Open Source has a few properties that stand in stark contrast to commercial entities. For instance, Open Source provides a many to many relationship. There are many developers and many consumers. Developers are protected by a license scheme that grants the originators copyright protections. This also helps protect creator's intellectual property. Open Source works are openly shared and many times cost nothing to acquire. As a user, if you make an enhancement or fix a few bugs, you give your updates back to the community at large. Over time the Open Source community strengthens as more developers participate and more good solid work is released. The most common barrier to entry in the use of Open Source tools is time, not usually money.
When I think of Open Source, I think of Google who bases their massive search engine on Linux. I think of Apache web servers, which serve over 70% of all web pages to computer users world wide. I think of Open Source works as being accessible, easy to engage, and extendible in any direction a user or developer might need or desire.
For the LensWork portfolio I used a variety of Open Source image processing tools.
I used Qtpfsgui to capture the high dynamic range of the original scene. I then used Qtpfsgui's ability to map tones using several different operators and a wide variety of parameters to achieve the desired effect. In the commercial space, Photomatrix is Qtpfsgui's equivalent.

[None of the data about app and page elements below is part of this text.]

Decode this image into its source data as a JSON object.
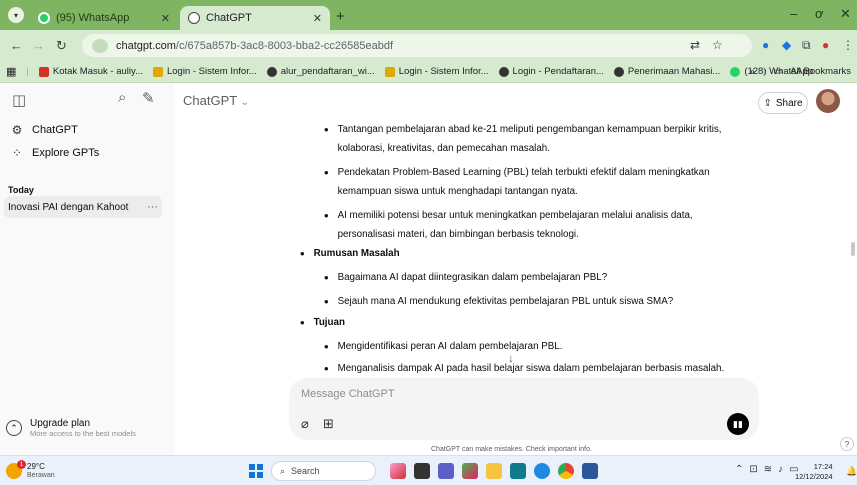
{
  "browser": {
    "tabs": [
      {
        "label": "(95) WhatsApp",
        "active": false
      },
      {
        "label": "ChatGPT",
        "active": true
      }
    ],
    "new_tab_label": "+",
    "window_controls": {
      "minimize": "–",
      "restore": "ơ",
      "close": "✕"
    },
    "url_host": "chatgpt.com",
    "url_path": "/c/675a857b-3ac8-8003-bba2-cc26585eabdf",
    "bookmarks": [
      {
        "label": "Kotak Masuk - auliy...",
        "color": "#d93025"
      },
      {
        "label": "Login - Sistem Infor...",
        "color": "#e0a800"
      },
      {
        "label": "alur_pendaftaran_wi...",
        "color": "#333333"
      },
      {
        "label": "Login - Sistem Infor...",
        "color": "#e0a800"
      },
      {
        "label": "Login - Pendaftaran...",
        "color": "#333333"
      },
      {
        "label": "Penerimaan Mahasi...",
        "color": "#333333"
      },
      {
        "label": "(128) WhatsApp",
        "color": "#25d366"
      }
    ],
    "bookmarks_overflow": "»",
    "all_bookmarks": "All Bookmarks"
  },
  "sidebar": {
    "items": [
      {
        "label": "ChatGPT",
        "icon": "openai-icon"
      },
      {
        "label": "Explore GPTs",
        "icon": "grid-icon"
      }
    ],
    "section": "Today",
    "conversations": [
      {
        "label": "Inovasi PAI dengan Kahoot",
        "menu": "···"
      }
    ],
    "upgrade_title": "Upgrade plan",
    "upgrade_subtitle": "More access to the best models"
  },
  "main": {
    "title": "ChatGPT",
    "title_chevron": "⌄",
    "share_label": "Share",
    "content": {
      "intro_bullets": [
        {
          "line1": "Tantangan pembelajaran abad ke-21 meliputi pengembangan kemampuan berpikir kritis,",
          "line2": "kolaborasi, kreativitas, dan pemecahan masalah."
        },
        {
          "line1": "Pendekatan Problem-Based Learning (PBL) telah terbukti efektif dalam meningkatkan",
          "line2": "kemampuan siswa untuk menghadapi tantangan nyata."
        },
        {
          "line1": "AI memiliki potensi besar untuk meningkatkan pembelajaran melalui analisis data,",
          "line2": "personalisasi materi, dan bimbingan berbasis teknologi."
        }
      ],
      "sections": [
        {
          "heading": "Rumusan Masalah",
          "items": [
            "Bagaimana AI dapat diintegrasikan dalam pembelajaran PBL?",
            "Sejauh mana AI mendukung efektivitas pembelajaran PBL untuk siswa SMA?"
          ]
        },
        {
          "heading": "Tujuan",
          "items": [
            "Mengidentifikasi peran AI dalam pembelajaran PBL.",
            "Menganalisis dampak AI pada hasil belajar siswa dalam pembelajaran berbasis masalah."
          ]
        }
      ]
    },
    "composer_placeholder": "Message ChatGPT",
    "disclaimer": "ChatGPT can make mistakes. Check important info.",
    "help": "?"
  },
  "taskbar": {
    "temperature": "29°C",
    "condition": "Berawan",
    "weather_badge": "1",
    "search_label": "Search",
    "time": "17:24",
    "date": "12/12/2024"
  }
}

In a few cases I used Hugin to stitch multiple images together to form the foundation image that I worked from. In the commercial space, there are several panorama applications to choose from. But unlike its commercial counterparts, Hugin offers nearly a dozen ways of projecting an image onto the final image space.
I used the Gimp for Photoshop-like manipulations. The Gimp offers all the features and functions of Photoshop, and it does it for free.
Binaries of each of these packages are available for Windows, Mac OS-X, as well as native Linux.
A final word about operating systems and compute infrastructure: In my experience of running applications on top of the Linux operating system I have found stability. Real stability. No funny wierdness of things not working, or slowing down, or corrupting my work. Furthermore, Linux runs on just about any Intel or AMD processor based computer. This includes nearly any computer a person can buy today. Windows, on the other hand... ah... how can people stand that operating system? Maybe they just don't know any better? Apple... makes brilliant stuff! But the brilliance comes at a cost. I can't afford it so I use Linux.